On this day, April 13, in 1743, Thomas Jefferson, who went on to become the third president of the United States, was born in what is now known as Albermarle County, Virginia.
Jefferson profoundly influenced the founding of the United States in any number of ways, but the thing he is, and probably always will be, most remembered for is his involvement in drafting the Declaration of Independence. And rightly so!
There is, of course, much more to be highlighted about Jefferson:
his role in de-institutionalizing the Anglican Church in Virginia based on his belief in the separation of church and state;
his role in founding the University of Virginia;
his role as a diplomat;

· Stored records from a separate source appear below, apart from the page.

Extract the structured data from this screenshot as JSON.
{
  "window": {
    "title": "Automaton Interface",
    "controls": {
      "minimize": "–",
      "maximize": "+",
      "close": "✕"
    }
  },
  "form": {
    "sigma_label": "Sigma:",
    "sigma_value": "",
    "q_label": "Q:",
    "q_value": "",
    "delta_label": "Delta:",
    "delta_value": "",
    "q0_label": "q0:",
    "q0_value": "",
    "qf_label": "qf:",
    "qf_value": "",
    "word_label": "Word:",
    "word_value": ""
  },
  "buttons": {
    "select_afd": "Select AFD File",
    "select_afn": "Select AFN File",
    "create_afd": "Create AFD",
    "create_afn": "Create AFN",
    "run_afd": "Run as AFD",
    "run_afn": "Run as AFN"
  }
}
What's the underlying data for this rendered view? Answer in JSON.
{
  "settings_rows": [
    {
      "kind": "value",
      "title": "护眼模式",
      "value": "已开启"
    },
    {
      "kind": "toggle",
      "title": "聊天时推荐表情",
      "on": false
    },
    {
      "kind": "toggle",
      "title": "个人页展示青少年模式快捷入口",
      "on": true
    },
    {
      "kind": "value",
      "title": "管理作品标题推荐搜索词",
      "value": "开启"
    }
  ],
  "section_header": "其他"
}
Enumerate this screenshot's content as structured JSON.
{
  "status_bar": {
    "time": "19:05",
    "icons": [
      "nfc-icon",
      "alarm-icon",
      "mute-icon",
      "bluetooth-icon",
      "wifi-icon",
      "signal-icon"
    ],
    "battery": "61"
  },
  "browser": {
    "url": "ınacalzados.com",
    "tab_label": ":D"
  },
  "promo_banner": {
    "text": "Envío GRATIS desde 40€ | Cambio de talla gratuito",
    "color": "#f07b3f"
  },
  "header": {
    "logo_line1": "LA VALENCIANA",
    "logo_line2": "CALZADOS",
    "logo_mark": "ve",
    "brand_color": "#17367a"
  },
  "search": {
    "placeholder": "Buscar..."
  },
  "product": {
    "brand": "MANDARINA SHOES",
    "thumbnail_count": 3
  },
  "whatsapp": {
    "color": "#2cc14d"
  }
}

his negotiating the Louisiana Purchase, which more than doubled the size of the new nation overnight, and;
his ongoing debates with Alexander Hamilton regarding the scope of the federal government.
Hamilton, for instance, believed presidents should be elected for life, and he further believed that governors of states should simply be appointed by presidents, rather than being elected by the people. He even went so far as to once complain of the “excess of democracy” in the new nation. Without Jefferson’s work in championing restricting the power of the federal government, we could very likely have a very different nation today.

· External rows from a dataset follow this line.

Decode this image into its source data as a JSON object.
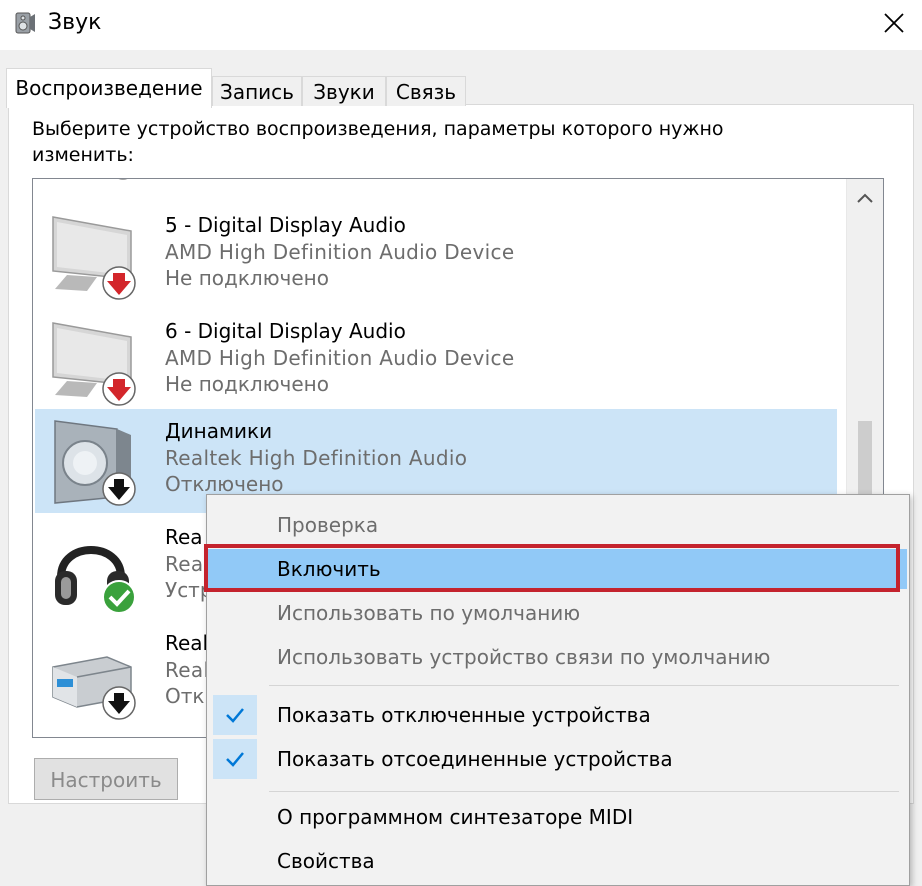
{
  "window": {
    "title": "Звук",
    "close_icon": "close-icon",
    "title_icon": "speaker-icon"
  },
  "tabs": [
    {
      "label": "Воспроизведение",
      "active": true
    },
    {
      "label": "Запись",
      "active": false
    },
    {
      "label": "Звуки",
      "active": false
    },
    {
      "label": "Связь",
      "active": false
    }
  ],
  "instruction": "Выберите устройство воспроизведения, параметры которого нужно изменить:",
  "devices": [
    {
      "name": "5 - Digital Display Audio",
      "sub": "AMD High Definition Audio Device",
      "status": "Не подключено",
      "icon": "monitor-icon",
      "badge": "red-arrow-down-icon"
    },
    {
      "name": "6 - Digital Display Audio",
      "sub": "AMD High Definition Audio Device",
      "status": "Не подключено",
      "icon": "monitor-icon",
      "badge": "red-arrow-down-icon"
    },
    {
      "name": "Динамики",
      "sub": "Realtek High Definition Audio",
      "status": "Отключено",
      "icon": "speaker-icon",
      "badge": "black-arrow-down-icon",
      "selected": true
    },
    {
      "name": "Rea",
      "sub": "Rea",
      "status": "Устр",
      "icon": "headphones-icon",
      "badge": "green-check-icon"
    },
    {
      "name": "Real",
      "sub": "Real",
      "status": "Отк",
      "icon": "receiver-icon",
      "badge": "black-arrow-down-icon"
    }
  ],
  "buttons": {
    "configure": "Настроить"
  },
  "context_menu": {
    "items": [
      {
        "label": "Проверка",
        "state": "disabled"
      },
      {
        "label": "Включить",
        "state": "highlighted"
      },
      {
        "label": "Использовать по умолчанию",
        "state": "disabled"
      },
      {
        "label": "Использовать устройство связи по умолчанию",
        "state": "disabled"
      },
      {
        "label": "Показать отключенные устройства",
        "state": "checked"
      },
      {
        "label": "Показать отсоединенные устройства",
        "state": "checked"
      },
      {
        "label": "О программном синтезаторе MIDI",
        "state": "normal"
      },
      {
        "label": "Свойства",
        "state": "normal"
      }
    ]
  },
  "colors": {
    "selection": "#cce4f7",
    "menu_highlight": "#91c9f7",
    "annotation_frame": "#c4232e",
    "check": "#0078d7"
  }
}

As a vice-president and later as president, Jefferson made political enemies among the Federalists (those who favored a strong, centralized government) due to his outspoken defense of a limited federal government. Though scholars generally agree there’s no evidence Jefferson ever spoke this commonly misattributed quote, “That government is best which governs least,” the words do certainly sum up Jefferson’s beliefs.
Jefferson violated his own most deeply held principles concerning human freedom by owning slaves. A lesser known fact is that though Jefferson owned slaves, he did fight to place restrictions on America’s slave system. In 1808, during his second term in office, Congress passed, with his support, an act prohibiting the importation of any more African slaves to the United States.
One of the most admirable things about Jefferson is that he, unlike so many modern day politicians, was not ambitious for political power. After the revolution, he kept trying to retire to Monticello, his farm in Virginia, but he kept being asked to return to Washington to help guide the new nation.
In accepting his role as statesman, he was doing what he regarded as best for his country, not what he would simply prefer for himself. This is a quality of character all too often missing in today’s political landscape. Such a disinterest in power would be a welcome and refreshing thing to see among contemporary elected officials, wouldn’t it?